- What this task involves: In full and without alteration, print the entries that follow.

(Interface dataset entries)
------
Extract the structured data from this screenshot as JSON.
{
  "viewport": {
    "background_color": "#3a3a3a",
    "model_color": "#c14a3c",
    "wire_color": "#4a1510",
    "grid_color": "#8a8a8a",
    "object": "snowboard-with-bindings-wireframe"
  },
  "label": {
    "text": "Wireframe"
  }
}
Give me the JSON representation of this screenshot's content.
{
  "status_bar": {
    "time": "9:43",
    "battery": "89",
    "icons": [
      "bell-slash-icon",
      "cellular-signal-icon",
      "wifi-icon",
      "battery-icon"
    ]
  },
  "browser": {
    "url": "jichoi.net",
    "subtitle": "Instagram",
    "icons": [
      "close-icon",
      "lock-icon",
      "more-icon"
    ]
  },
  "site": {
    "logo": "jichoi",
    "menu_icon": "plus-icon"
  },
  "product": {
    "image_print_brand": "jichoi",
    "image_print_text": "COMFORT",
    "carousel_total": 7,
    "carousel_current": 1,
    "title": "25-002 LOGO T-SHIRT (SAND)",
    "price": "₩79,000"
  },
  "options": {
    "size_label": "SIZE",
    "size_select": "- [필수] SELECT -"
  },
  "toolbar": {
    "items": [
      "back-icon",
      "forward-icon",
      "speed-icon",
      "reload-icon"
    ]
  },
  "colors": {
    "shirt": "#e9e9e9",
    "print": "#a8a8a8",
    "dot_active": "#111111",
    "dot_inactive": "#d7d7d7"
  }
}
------
- Solution to the problem:
Extract the structured data from this screenshot as JSON.
{
  "viewport": {
    "background_color": "#3a3a3a",
    "model_color": "#c14a3c",
    "wire_color": "#4a1510",
    "grid_color": "#8a8a8a",
    "object": "snowboard-with-bindings-wireframe"
  },
  "label": {
    "text": "Wireframe"
  }
}
Give me the JSON representation of this screenshot's content.
{
  "status_bar": {
    "time": "9:43",
    "battery": "89",
    "icons": [
      "bell-slash-icon",
      "cellular-signal-icon",
      "wifi-icon",
      "battery-icon"
    ]
  },
  "browser": {
    "url": "jichoi.net",
    "subtitle": "Instagram",
    "icons": [
      "close-icon",
      "lock-icon",
      "more-icon"
    ]
  },
  "site": {
    "logo": "jichoi",
    "menu_icon": "plus-icon"
  },
  "product": {
    "image_print_brand": "jichoi",
    "image_print_text": "COMFORT",
    "carousel_total": 7,
    "carousel_current": 1,
    "title": "25-002 LOGO T-SHIRT (SAND)",
    "price": "₩79,000"
  },
  "options": {
    "size_label": "SIZE",
    "size_select": "- [필수] SELECT -"
  },
  "toolbar": {
    "items": [
      "back-icon",
      "forward-icon",
      "speed-icon",
      "reload-icon"
    ]
  },
  "colors": {
    "shirt": "#e9e9e9",
    "print": "#a8a8a8",
    "dot_active": "#111111",
    "dot_inactive": "#d7d7d7"
  }
}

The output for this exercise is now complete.